So why isn’t this version more widely available? Why are there no public copies of these courses springing up in metropolitan areas? Why can’t golf change?
Well, there’s a chance we’ll get there.
“I think it’s just a matter of time,” said Andy Johnson, a golf architecture writer and founder of The Fried Egg. “Resorts are innovators in the golf space because they are the most incentivized creators. Municipalities and public facilities have more limitations and regulations, so there is less appetite to adapt. But we often see many golf course trends emerging in private space and resort space eventually being translated into public space. Public golf, and municipal golf, in particular, is a very follow-the-leader industry. So I think the short course boom is coming to public golf.”
Short courses create incredible value in metropolitan areas stuck with hyper-exclusive courses and limited public options. They just need to build it there. Chicago, Washington DC, Boston, Philadelphia — cities that require a one-hour drive to the course, a five-and-a-half-hour spin on a packed course, and a one-hour drive home. One imagines that gamers are thirsty for such an option. The most densely populated areas have the most potential golfers. There’s a reason Callaway paid $2.66 billion for Top Golf in 2021 — more and more people are having fun hitting golf balls. However, anyone who wants to make the transition from driving range-esque Top Golf to learning the game on the golf course, has to deal with the tension that comes with playing 14 clubs on a tight, intimidating 18-hole course, who navigated through all the worry and embarrassment of golf’s excessive rules and customs. Think new players instead of relaxing and understanding how to experience golf courses.
Based on Johnson’s explanation of the top-down composition of golf course architecture, perhaps we’ll see the success of courses like The Chain finally motivate local municipalities and private developers to renovate these pre-existing, non-identifiable public courses in alternative short courses.
This, in turn, can create an entirely new access point to the game. Yes, par-3 tracks do exist, but these resort-style short courses designed by the best architects are nothing like what the average beginner has seen — short doesn’t have to mean simple. Was a completely different experience. One that kids and newcomers are probably more likely to want to visit.

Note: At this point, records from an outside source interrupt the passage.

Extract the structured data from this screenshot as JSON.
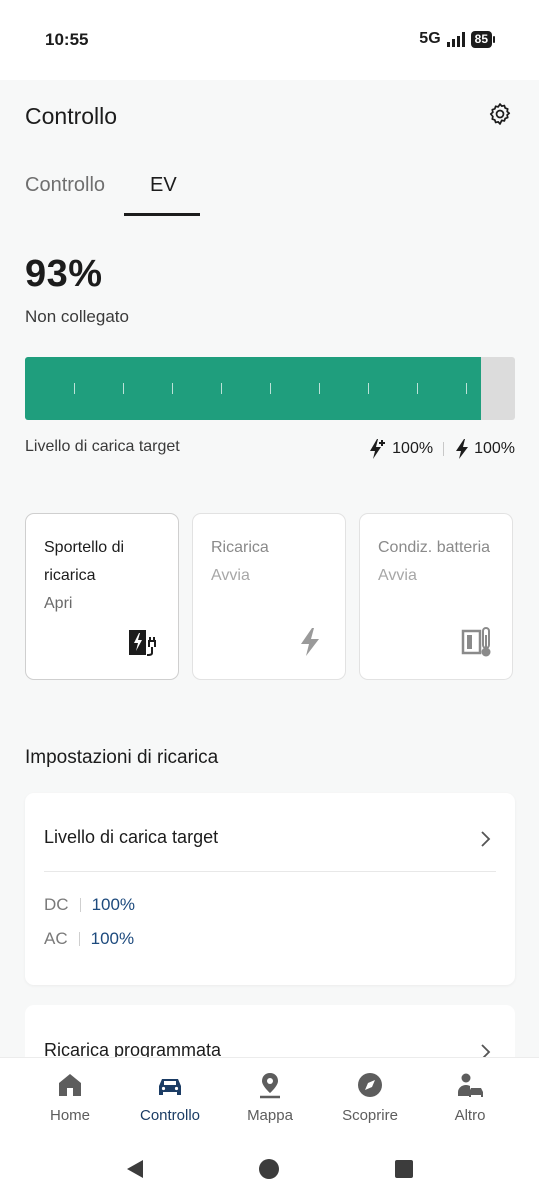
{
  "status_bar": {
    "time": "10:55",
    "network": "5G",
    "battery": "85"
  },
  "header": {
    "title": "Controllo",
    "settings_icon": "gear-icon"
  },
  "tabs": [
    {
      "label": "Controllo",
      "active": false
    },
    {
      "label": "EV",
      "active": true
    }
  ],
  "charge": {
    "percent_text": "93%",
    "level": 0.93,
    "status": "Non collegato",
    "bar_color": "#1f9e7d",
    "target_label": "Livello di carica target",
    "dc_target": "100%",
    "ac_target": "100%"
  },
  "cards": [
    {
      "title": "Sportello di ricarica",
      "subtitle": "Apri",
      "icon": "charging-port-icon",
      "enabled": true
    },
    {
      "title": "Ricarica",
      "subtitle": "Avvia",
      "icon": "lightning-icon",
      "enabled": false
    },
    {
      "title": "Condiz. batteria",
      "subtitle": "Avvia",
      "icon": "battery-thermometer-icon",
      "enabled": false
    }
  ],
  "settings_section": {
    "title": "Impostazioni di ricarica",
    "target_panel": {
      "title": "Livello di carica target",
      "dc_label": "DC",
      "dc_value": "100%",
      "ac_label": "AC",
      "ac_value": "100%"
    },
    "scheduled_panel": {
      "title": "Ricarica programmata"
    }
  },
  "bottom_nav": [
    {
      "label": "Home",
      "icon": "home-icon",
      "active": false
    },
    {
      "label": "Controllo",
      "icon": "car-icon",
      "active": true
    },
    {
      "label": "Mappa",
      "icon": "map-pin-icon",
      "active": false
    },
    {
      "label": "Scoprire",
      "icon": "compass-icon",
      "active": false
    },
    {
      "label": "Altro",
      "icon": "user-car-icon",
      "active": false
    }
  ],
  "colors": {
    "accent_green": "#1f9e7d",
    "nav_active": "#1b3c64",
    "link_blue": "#1d4a7d"
  }
}
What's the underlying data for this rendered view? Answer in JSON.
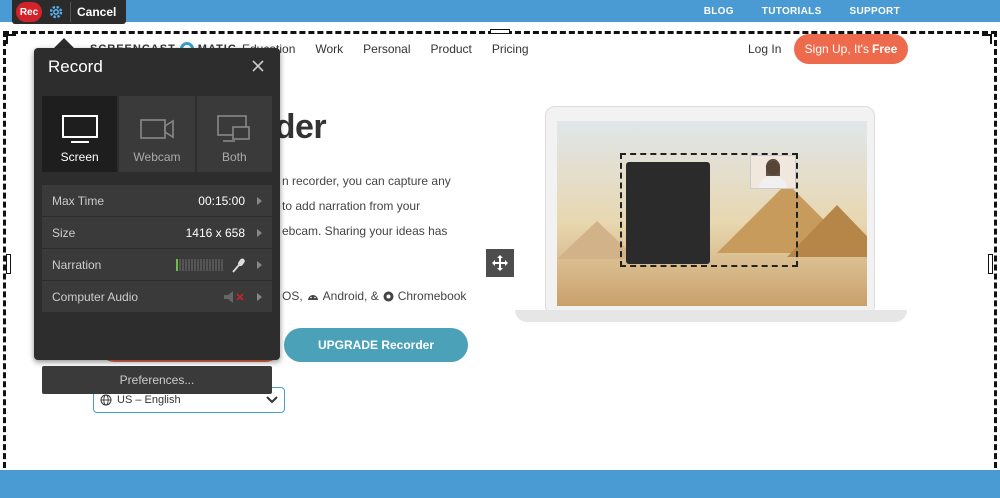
{
  "top_nav": {
    "blog": "BLOG",
    "tutorials": "TUTORIALS",
    "support": "SUPPORT"
  },
  "rec_toolbar": {
    "rec_label": "Rec",
    "cancel_label": "Cancel"
  },
  "site": {
    "logo_left": "SCREENCAST",
    "logo_right": "MATIC",
    "nav": [
      "Education",
      "Work",
      "Personal",
      "Product",
      "Pricing"
    ],
    "login": "Log In",
    "signup": "Sign Up, It's",
    "signup_bold": "Free",
    "hero_title_fragment": "rder",
    "hero_lines": [
      "n recorder, you can capture any",
      "to add narration from your",
      "ebcam. Sharing your ideas has"
    ],
    "platforms_prefix": "OS,",
    "platform_android": "Android, &",
    "platform_chromebook": "Chromebook",
    "upgrade_label": "UPGRADE Recorder",
    "language": "US – English"
  },
  "record_panel": {
    "title": "Record",
    "modes": [
      {
        "label": "Screen",
        "icon": "monitor-icon",
        "active": true
      },
      {
        "label": "Webcam",
        "icon": "webcam-icon",
        "active": false
      },
      {
        "label": "Both",
        "icon": "monitor-webcam-icon",
        "active": false
      }
    ],
    "max_time_label": "Max Time",
    "max_time_value": "00:15:00",
    "size_label": "Size",
    "size_value": "1416 x 658",
    "narration_label": "Narration",
    "computer_audio_label": "Computer Audio",
    "preferences_label": "Preferences..."
  },
  "colors": {
    "top_bar": "#4a9ad4",
    "rec_red": "#d2232a",
    "signup_orange": "#ee6a4c",
    "upgrade_teal": "#4aa1b8",
    "panel_dark": "#2d2d2d",
    "meter_green": "#6cc04a"
  }
}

“You show the funnest version of golf,” Johnson said. “Features bold design. Cool greens. People can see the spin and movement of the ball.”
It’s unbelievable. Designer short sources require only small plots of real estate and can be built anywhere — flat land, undulating land, choppier land. All you need is a place for a tee and a place for a green.
A few early examples are worth tracking. The Loop at Chaska, which sits just outside of Minneapolis and was designed by Artisan Golf Design’s lead architect, Benjamin Warren, will open in 2024 as a 1,200-yard, nine-holer with eight par 3s, a par-4 and it is the first of its kind specifically configured for adaptive golfers. The Park in West Palm Beach, Florida is a Hanse/Wagner-design course that is a public-private partnership between the City of West Palm Beach and the West Palm Golf Park Trust that built a closed municipal course. Along with the 18-hole course, there is a nine-hole par-3 that is lighted for night play.
There are others.
There should be more.
But golf, as it often does, moves slowly. The best chance for change is that the math eventually adds up to create an inevitable change. While renovating an entire public course can cost $5-$15 million, renovating or building a high-end par-3 course can be done for probably under a few million dollars. What is more meaningful for that community?
“It’s a more palatable expense for a parks department or a municipality, and they create something that will bring in revenue,” Johnson said. “These things make a ton of sense. There just needs to be more momentum to them and more examples to them.”
Then we see what many expect.
A different way of playing.
(Illustration: Sean Reilly / The Athletic; (Photos: Courtesy Streamsong Resort, Matt Hahn)